      CHRIS57 19 months ago from Northern Germany

      Read through your articles on the UK - EU relationship, a fairly unbiased story of the status quo. May i add a little comment:

      Last week i attended a meeting of apartment owners (excuse me, British: flat owners). Together we own a housing compound of some 50 plus apartments. Some live in the compound, some like me are simply landlords. What is always interesting is how roles are mixed among owners - some owners never participate in decision making meetings, some just sit there and have beer but certainly use their vote to influence decisions and some do actively prepare decisions, discuss chances and challenges and push decisions.

      From the very beginning of the UK membership i never really noticed that the UK took an active role. The UK behaves like apartment owners who never show up at meetings, but always complain to their kin how bad it was to buy property in that particular compound. I think by now you understand why i put my little story up front.

      There are countries much smaller than the UK in the EU. They know how to play the active piano, the Netherlands for example, or Ireland.

      Coming back to my little apartment building example: It is not really important if the UK sells their lot of appartments or keeps them.
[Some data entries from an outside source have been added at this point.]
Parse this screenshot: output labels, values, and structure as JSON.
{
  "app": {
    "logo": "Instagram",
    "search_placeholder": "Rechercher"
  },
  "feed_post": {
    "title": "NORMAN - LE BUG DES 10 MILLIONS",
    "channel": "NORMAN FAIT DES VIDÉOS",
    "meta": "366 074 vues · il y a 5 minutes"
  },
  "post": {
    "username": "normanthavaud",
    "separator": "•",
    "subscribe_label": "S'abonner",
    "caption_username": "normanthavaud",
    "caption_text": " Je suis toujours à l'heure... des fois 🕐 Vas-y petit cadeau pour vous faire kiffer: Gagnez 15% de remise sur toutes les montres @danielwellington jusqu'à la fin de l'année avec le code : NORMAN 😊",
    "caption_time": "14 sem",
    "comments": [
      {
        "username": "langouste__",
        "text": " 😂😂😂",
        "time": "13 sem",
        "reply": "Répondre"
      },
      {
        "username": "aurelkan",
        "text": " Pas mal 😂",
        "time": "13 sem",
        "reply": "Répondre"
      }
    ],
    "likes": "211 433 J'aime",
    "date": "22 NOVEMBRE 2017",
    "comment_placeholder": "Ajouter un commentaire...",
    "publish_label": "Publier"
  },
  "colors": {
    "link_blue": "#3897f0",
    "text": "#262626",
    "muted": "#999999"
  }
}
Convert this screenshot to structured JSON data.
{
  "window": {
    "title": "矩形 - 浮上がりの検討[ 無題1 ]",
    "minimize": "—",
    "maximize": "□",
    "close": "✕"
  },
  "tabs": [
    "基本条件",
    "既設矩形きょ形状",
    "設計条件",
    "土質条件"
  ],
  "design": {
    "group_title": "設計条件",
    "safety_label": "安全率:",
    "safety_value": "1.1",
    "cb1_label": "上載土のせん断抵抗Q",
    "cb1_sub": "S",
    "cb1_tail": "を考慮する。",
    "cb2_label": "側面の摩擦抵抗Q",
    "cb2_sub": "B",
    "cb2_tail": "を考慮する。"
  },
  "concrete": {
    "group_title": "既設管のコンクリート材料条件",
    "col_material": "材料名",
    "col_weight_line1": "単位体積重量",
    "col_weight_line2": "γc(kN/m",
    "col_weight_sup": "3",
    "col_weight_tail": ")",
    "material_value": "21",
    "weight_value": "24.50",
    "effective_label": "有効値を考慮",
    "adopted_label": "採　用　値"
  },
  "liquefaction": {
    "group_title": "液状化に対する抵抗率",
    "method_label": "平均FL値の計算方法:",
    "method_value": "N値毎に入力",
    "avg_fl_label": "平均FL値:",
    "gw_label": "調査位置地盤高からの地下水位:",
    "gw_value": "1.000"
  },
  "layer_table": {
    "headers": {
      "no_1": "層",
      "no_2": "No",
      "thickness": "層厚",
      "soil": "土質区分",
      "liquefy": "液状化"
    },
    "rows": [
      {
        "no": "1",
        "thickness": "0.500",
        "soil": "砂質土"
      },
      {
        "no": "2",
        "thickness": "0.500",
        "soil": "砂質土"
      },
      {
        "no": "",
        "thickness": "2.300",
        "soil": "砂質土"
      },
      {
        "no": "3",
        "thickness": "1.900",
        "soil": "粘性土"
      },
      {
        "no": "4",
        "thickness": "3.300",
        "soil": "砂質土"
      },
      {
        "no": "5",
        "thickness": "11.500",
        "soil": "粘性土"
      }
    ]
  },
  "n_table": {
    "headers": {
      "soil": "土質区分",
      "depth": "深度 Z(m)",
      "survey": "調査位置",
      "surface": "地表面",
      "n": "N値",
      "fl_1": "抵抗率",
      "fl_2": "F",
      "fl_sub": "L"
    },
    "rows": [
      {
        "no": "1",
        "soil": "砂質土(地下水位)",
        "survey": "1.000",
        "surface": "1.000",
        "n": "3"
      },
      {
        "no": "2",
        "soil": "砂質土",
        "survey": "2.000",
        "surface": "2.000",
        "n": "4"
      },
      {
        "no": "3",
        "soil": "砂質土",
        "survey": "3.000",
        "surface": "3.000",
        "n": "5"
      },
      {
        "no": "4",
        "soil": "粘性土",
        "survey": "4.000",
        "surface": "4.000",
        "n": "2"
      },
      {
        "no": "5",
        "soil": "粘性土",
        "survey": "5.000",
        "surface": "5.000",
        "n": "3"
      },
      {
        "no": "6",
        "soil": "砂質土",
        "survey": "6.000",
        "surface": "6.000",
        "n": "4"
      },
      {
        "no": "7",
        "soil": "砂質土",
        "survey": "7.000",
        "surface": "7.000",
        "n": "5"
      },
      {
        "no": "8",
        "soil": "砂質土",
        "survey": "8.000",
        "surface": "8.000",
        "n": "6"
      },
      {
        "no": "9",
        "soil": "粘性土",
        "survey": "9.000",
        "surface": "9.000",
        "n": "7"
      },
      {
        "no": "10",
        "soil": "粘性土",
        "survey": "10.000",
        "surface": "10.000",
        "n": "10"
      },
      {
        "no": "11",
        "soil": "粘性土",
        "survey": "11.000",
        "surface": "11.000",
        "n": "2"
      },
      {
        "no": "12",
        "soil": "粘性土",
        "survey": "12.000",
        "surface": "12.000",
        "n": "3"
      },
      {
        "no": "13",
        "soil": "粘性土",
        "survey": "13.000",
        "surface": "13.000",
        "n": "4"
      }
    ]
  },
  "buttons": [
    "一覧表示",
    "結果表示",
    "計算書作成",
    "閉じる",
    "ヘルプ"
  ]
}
The decision making on the colour of the balconies was made and will be made by the active ones and not by the never attending complainers. Excuse me for being frank.